## Task directions
Count every line in the entries that contains "adjust". Report that count alone.

## Given records
★ ★ ★ ★

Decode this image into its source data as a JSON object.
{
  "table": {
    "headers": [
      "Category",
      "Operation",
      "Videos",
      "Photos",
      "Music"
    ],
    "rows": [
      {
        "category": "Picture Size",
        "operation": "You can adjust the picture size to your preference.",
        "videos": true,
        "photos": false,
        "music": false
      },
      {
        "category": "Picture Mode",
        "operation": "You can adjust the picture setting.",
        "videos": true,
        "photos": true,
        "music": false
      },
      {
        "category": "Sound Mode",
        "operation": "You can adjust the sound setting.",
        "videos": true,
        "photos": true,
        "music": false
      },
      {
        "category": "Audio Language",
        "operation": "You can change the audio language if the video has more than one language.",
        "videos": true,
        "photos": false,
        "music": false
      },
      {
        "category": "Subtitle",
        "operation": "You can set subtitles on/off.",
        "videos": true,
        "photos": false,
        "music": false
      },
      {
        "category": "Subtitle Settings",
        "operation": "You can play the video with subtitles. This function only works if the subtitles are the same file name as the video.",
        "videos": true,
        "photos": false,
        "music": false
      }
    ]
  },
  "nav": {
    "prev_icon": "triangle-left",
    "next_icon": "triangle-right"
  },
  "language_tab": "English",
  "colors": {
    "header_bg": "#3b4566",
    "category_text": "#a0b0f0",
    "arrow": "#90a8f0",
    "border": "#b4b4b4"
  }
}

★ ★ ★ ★

## Output
3